→ Required work:
Every line in the records below that holds the word "this" is to be copied.

→ Exercise input:
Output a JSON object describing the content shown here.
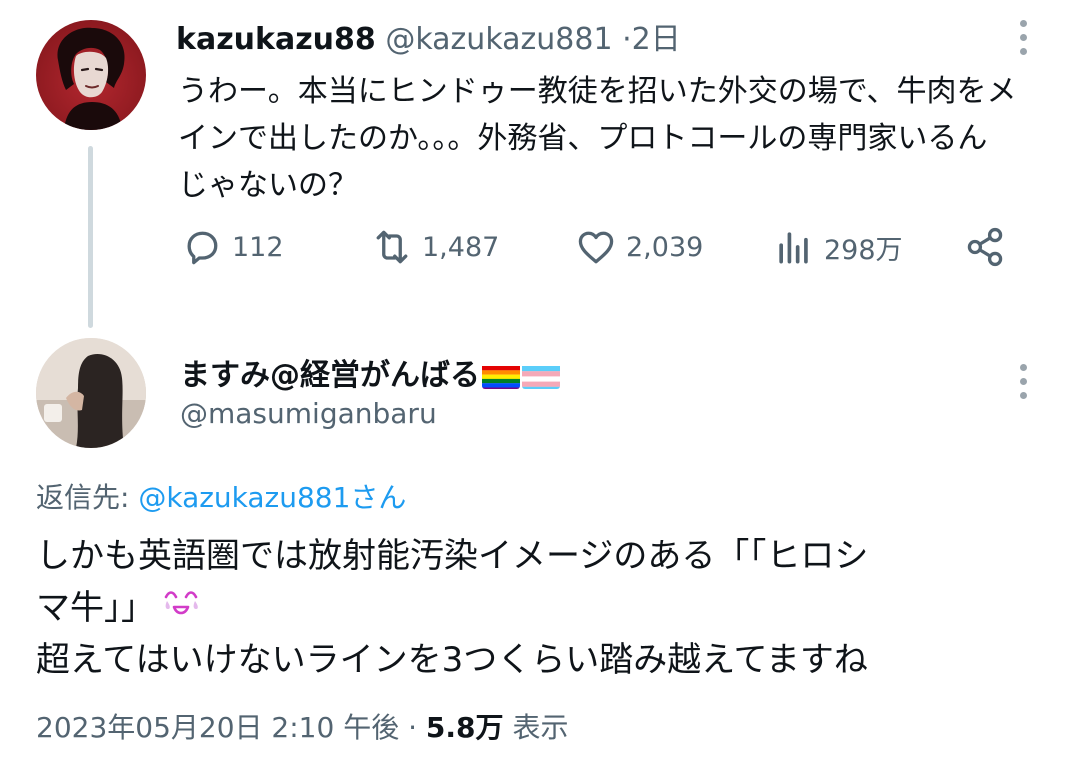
{
  "parent_tweet": {
    "display_name": "kazukazu88",
    "handle": "@kazukazu881",
    "separator": "·",
    "time": "2日",
    "text_lines": [
      "うわー。本当にヒンドゥー教徒を招いた外交の場で、牛肉をメ",
      "インで出したのか。。。外務省、プロトコールの専門家いるん",
      "じゃないの？"
    ],
    "stats": {
      "replies": "112",
      "retweets": "1,487",
      "likes": "2,039",
      "views": "298万"
    }
  },
  "reply_tweet": {
    "display_name": "ますみ@経営がんばる",
    "handle": "@masumiganbaru",
    "reply_to_label": "返信先:",
    "reply_to_user": "@kazukazu881さん",
    "text_lines": [
      "しかも英語圏では放射能汚染イメージのある「「ヒロシ",
      "マ牛」」",
      "超えてはいけないラインを3つくらい踏み越えてますね"
    ],
    "emoji_name": "crying-smiling-face",
    "timestamp": "2023年05月20日 2:10 午後",
    "meta_separator": "·",
    "view_count": "5.8万",
    "view_label": "表示"
  },
  "colors": {
    "text_primary": "#0f1419",
    "text_secondary": "#536471",
    "link": "#1d9bf0",
    "thread_line": "#cfd9de"
  },
  "icons": {
    "reply": "reply-icon",
    "retweet": "retweet-icon",
    "like": "heart-icon",
    "views": "views-icon",
    "share": "share-icon",
    "more": "more-vertical-icon",
    "pride_flag": "rainbow-flag-icon",
    "trans_flag": "transgender-flag-icon"
  }
}
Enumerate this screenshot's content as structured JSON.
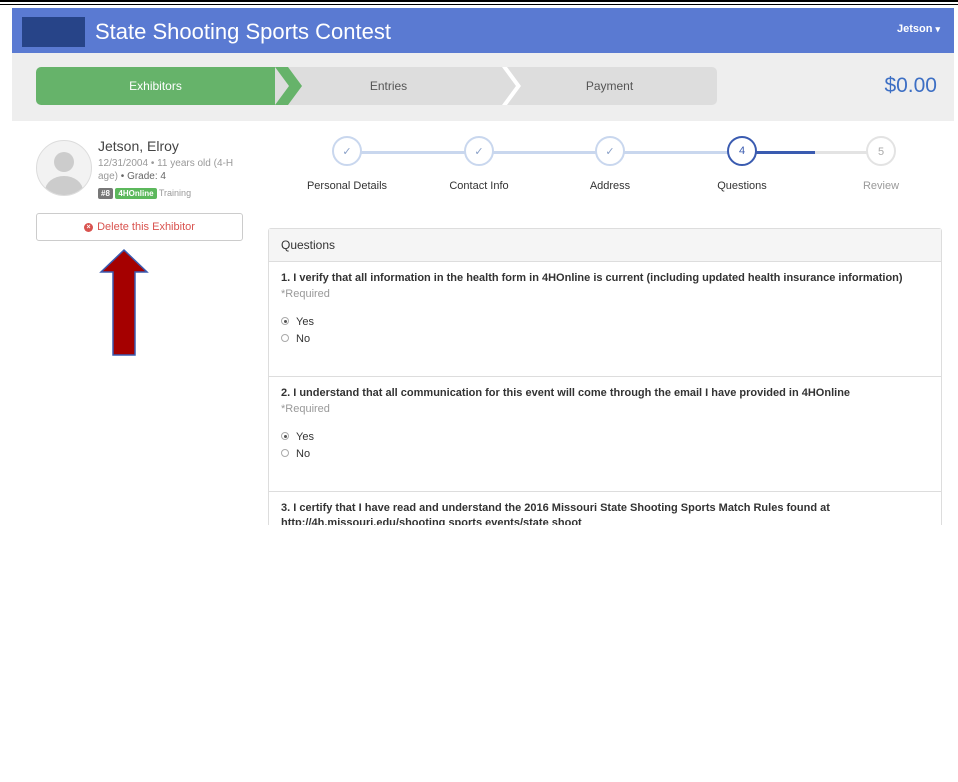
{
  "app": {
    "title": "State Shooting Sports Contest",
    "user": "Jetson",
    "user_caret": "▾"
  },
  "wizard": {
    "steps": [
      {
        "label": "Exhibitors",
        "active": true
      },
      {
        "label": "Entries"
      },
      {
        "label": "Payment"
      }
    ],
    "total": "$0.00"
  },
  "exhibitor": {
    "name": "Jetson, Elroy",
    "dob_age": "12/31/2004 • 11 years old (4-H age)",
    "grade": " • Grade: 4",
    "badge_id": "#8",
    "badge_source": "4HOnline",
    "badge_training": "Training",
    "delete_label": "Delete this Exhibitor",
    "delete_icon": "×"
  },
  "progress": {
    "steps": [
      {
        "label": "Personal Details",
        "marker": "✓",
        "state": "done"
      },
      {
        "label": "Contact Info",
        "marker": "✓",
        "state": "done"
      },
      {
        "label": "Address",
        "marker": "✓",
        "state": "done"
      },
      {
        "label": "Questions",
        "marker": "4",
        "state": "active"
      },
      {
        "label": "Review",
        "marker": "5",
        "state": "future"
      }
    ]
  },
  "questions": {
    "heading": "Questions",
    "items": [
      {
        "text": "1. I verify that all information in the health form in 4HOnline is current (including updated health insurance information)",
        "required": "*Required",
        "options": [
          "Yes",
          "No"
        ],
        "selected": "Yes"
      },
      {
        "text": "2. I understand that all communication for this event will come through the email I have provided in 4HOnline",
        "required": "*Required",
        "options": [
          "Yes",
          "No"
        ],
        "selected": "Yes"
      },
      {
        "text": "3. I certify that I have read and understand the 2016 Missouri State Shooting Sports Match Rules found at http://4h.missouri.edu/shooting sports events/state shoot"
      }
    ]
  },
  "colors": {
    "navbar": "#5a7ad2",
    "logo_block": "#274488",
    "exhibitors_step": "#66b36a",
    "total": "#3d6fc4",
    "delete": "#d9534f",
    "arrow": "#a50000",
    "arrow_outline": "#3a5bb0",
    "active_step": "#3a5bb0"
  }
}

→ Response below:
Enumerate this screenshot's content as structured JSON.
    "delete_label": "Delete this Exhibitor",
        "text": "2. I understand that all communication for this event will come through the email I have provided in 4HOnline",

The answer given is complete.